Caveat Lector: In the Archives

July 14, 2011

Over the years, I’ve had a chance to help a significant number of high school and college students and teachers wade into the Abraham Lincoln Brigade Archives.  Visitors are almost always taken by the immediacy of the primary sources contained in ALBA.  For folks used to the apparent omniscience and neutrality of history textbooks, an encounter with the unique timbre of an individual voice from the past, transmitted via a handwritten letter from 75 years ago, can be truly exhilarating.

Ironically however, one of the greatest challenges of introducing people to archival primary sources is to get  them beyond that exhilaration, and to get them beyond the natural tendency to equate”immediacy” with “truth,” to confuse “being there” with “knowing all.”  It would be nice if primary sources revealed to us, like in an episode of CSI, every last detail of the scene of the crime, but alas, even the most immediate of accounts is partial, even the most declarative of sentences, an interpretation.

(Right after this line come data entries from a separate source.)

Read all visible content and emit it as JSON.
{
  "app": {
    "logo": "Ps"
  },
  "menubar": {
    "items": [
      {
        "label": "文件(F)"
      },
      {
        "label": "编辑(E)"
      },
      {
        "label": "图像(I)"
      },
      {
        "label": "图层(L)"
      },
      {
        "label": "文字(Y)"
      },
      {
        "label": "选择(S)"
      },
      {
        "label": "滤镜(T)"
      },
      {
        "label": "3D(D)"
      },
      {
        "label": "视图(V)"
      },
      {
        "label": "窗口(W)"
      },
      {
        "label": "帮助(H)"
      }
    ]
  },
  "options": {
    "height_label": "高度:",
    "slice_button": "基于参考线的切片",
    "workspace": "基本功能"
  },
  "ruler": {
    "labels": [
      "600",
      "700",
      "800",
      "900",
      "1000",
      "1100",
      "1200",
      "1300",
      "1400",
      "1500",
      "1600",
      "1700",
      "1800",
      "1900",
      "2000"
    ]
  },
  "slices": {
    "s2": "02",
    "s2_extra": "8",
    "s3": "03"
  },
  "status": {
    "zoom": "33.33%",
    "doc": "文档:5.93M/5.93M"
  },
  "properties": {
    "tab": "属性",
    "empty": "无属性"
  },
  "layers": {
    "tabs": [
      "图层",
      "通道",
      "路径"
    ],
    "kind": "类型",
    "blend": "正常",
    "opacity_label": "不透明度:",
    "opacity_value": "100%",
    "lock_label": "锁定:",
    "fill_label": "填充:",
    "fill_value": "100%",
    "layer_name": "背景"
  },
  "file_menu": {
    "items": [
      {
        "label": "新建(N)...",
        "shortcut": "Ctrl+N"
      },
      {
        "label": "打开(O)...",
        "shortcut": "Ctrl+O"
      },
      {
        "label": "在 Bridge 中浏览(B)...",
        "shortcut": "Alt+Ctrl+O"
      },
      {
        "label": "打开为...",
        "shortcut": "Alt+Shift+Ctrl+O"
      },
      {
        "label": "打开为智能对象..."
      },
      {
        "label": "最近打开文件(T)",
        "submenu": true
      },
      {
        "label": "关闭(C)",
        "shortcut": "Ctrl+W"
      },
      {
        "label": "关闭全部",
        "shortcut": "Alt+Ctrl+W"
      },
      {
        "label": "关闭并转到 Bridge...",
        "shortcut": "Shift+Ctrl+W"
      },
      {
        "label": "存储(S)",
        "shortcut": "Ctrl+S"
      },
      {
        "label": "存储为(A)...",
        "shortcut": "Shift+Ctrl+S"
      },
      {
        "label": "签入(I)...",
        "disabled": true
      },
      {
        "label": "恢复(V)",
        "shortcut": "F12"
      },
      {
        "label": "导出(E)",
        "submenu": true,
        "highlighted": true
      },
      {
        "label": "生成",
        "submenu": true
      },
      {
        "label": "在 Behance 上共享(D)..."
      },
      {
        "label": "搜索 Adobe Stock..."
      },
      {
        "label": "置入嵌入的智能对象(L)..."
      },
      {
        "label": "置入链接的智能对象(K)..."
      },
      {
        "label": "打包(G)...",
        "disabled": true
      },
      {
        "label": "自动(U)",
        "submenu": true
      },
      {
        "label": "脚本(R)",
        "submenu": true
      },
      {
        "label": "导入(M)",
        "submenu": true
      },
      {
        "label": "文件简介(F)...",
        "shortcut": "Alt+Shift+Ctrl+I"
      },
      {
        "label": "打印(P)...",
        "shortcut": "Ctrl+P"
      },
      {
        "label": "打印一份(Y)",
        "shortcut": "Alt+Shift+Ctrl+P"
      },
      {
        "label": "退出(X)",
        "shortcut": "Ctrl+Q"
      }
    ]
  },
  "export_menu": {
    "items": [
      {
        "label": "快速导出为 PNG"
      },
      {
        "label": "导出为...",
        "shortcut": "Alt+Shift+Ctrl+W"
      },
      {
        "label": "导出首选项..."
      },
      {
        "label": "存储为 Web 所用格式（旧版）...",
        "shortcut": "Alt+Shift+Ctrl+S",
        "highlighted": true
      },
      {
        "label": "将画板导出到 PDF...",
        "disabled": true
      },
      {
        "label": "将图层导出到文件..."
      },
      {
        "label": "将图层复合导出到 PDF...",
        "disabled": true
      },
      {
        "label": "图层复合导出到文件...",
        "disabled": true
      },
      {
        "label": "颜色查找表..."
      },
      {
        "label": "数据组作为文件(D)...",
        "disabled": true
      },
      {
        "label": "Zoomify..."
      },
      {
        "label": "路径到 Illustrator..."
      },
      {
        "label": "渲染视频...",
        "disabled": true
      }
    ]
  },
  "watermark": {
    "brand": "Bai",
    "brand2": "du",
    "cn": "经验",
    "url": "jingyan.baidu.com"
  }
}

A person interested in desertions among IBers, for example, might come across this document in ALBA’s so-called “Moscow Microfilm” and add a few ticks to his or her tally of “desertors.”  It’s not at all an unreasonable thing to do; for here is an official document reporting desertions.  It’s only by chance –and thanks to the sleuthing Sebastiaan Faber and I did while trying to identify the black IBer in a portrait by the great Agustí Centelles— that I happen to know that the Cubans Bofill and González didn’t exactly desert; instead, they went on to serve with distinction as part of the Spanish-speaking platoon of the legendary Valentín González, alias El Campesino.  In our research, Sebastiaan and I learned, moreover, that early on, during the preparations for the Battle of Jarama, there was a significant amount of tension between the Spanish-speaking Lincolns and their English-speaking comrades; tensions which might well be the source of these extraofficial reassignments which, on paper, look like desertions.

Caveat Lector.